Whenever "JSON" appears in a line of the entries below, that line counts; give the total only.

╭──

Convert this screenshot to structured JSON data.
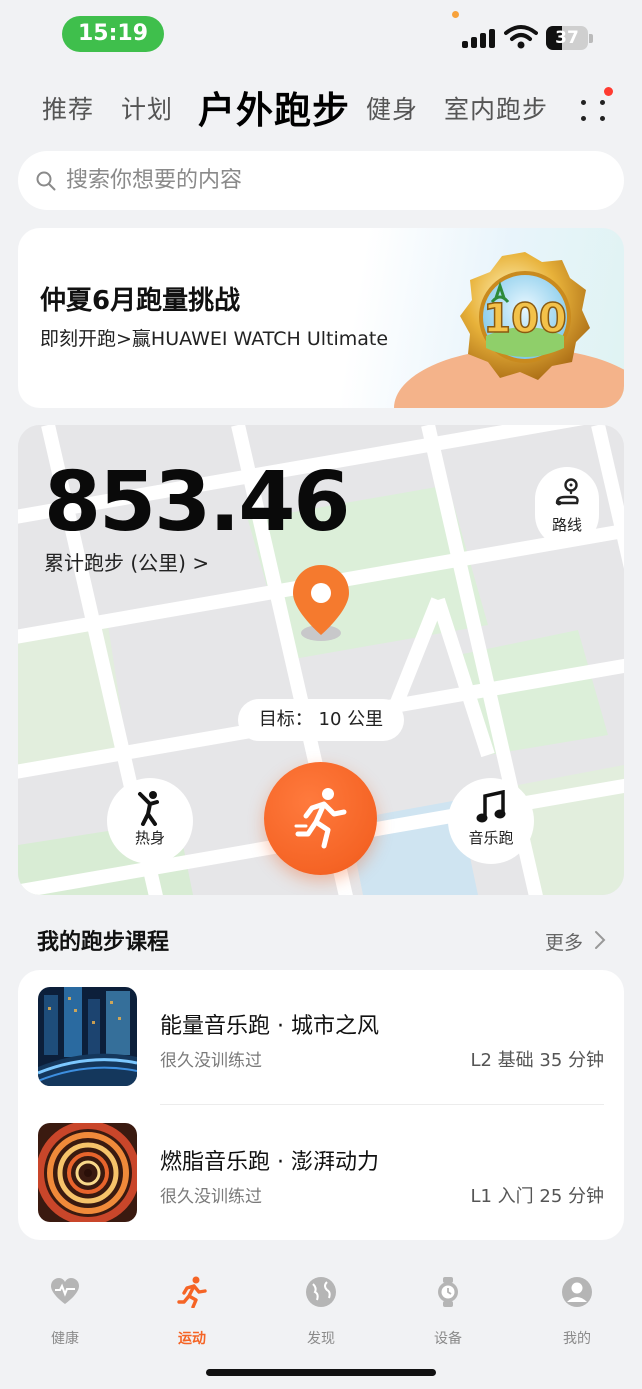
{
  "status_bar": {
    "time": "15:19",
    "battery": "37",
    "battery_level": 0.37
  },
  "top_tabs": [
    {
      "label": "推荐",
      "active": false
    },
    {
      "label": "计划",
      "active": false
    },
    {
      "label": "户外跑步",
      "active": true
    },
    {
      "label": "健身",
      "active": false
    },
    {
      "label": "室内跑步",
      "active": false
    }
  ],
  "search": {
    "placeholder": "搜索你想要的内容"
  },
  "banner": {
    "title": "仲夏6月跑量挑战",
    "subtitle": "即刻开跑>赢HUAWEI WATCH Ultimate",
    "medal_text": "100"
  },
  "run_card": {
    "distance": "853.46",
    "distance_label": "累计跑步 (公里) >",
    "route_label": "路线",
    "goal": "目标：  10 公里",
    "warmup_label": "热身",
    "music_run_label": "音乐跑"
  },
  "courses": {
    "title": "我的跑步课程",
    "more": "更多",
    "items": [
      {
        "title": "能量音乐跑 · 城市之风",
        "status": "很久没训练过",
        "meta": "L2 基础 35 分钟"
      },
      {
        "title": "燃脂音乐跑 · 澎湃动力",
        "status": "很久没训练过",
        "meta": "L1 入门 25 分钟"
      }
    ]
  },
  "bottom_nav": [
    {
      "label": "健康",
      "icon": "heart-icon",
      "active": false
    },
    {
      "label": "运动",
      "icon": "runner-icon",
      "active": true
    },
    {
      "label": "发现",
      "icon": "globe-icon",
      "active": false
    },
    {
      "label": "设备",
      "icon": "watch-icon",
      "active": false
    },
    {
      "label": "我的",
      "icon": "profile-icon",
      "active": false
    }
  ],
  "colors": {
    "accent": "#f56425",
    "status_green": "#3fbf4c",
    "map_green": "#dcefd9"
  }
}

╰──
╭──

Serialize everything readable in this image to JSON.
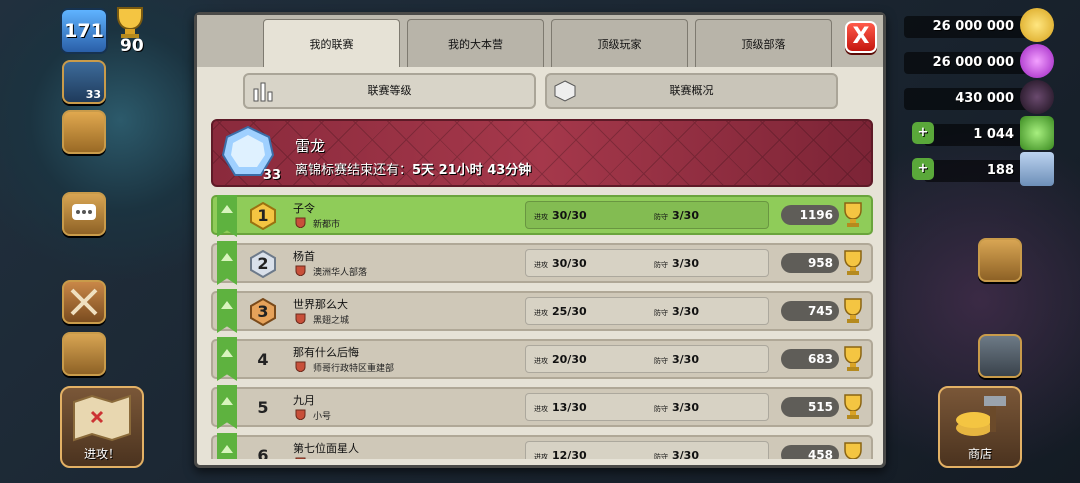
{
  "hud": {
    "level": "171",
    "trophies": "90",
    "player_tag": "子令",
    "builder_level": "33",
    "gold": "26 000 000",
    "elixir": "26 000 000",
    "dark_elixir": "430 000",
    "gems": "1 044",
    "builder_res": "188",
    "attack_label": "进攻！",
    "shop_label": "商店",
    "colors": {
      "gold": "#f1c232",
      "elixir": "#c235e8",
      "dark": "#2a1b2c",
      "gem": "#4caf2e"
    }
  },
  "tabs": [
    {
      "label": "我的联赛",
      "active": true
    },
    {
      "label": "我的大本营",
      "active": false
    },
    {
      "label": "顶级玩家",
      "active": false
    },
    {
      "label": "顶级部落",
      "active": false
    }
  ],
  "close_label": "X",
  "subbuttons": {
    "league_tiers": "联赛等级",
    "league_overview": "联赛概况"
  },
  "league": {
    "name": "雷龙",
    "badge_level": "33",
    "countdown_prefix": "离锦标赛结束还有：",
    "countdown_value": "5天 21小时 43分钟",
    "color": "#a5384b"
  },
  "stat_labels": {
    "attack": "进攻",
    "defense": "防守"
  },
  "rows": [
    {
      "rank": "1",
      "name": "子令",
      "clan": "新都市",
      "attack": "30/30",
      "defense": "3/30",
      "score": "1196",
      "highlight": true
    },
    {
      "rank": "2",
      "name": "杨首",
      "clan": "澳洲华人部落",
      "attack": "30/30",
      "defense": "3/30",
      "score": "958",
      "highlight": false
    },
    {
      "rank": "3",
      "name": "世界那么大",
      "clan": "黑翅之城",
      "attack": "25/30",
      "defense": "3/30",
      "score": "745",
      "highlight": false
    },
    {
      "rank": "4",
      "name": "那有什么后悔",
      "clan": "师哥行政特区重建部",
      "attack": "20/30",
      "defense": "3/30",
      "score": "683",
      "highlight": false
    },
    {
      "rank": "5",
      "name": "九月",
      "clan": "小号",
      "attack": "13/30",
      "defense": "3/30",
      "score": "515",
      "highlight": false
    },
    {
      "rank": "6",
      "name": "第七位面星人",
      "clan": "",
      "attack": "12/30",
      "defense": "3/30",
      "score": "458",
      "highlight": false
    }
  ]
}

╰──

[Response area] 2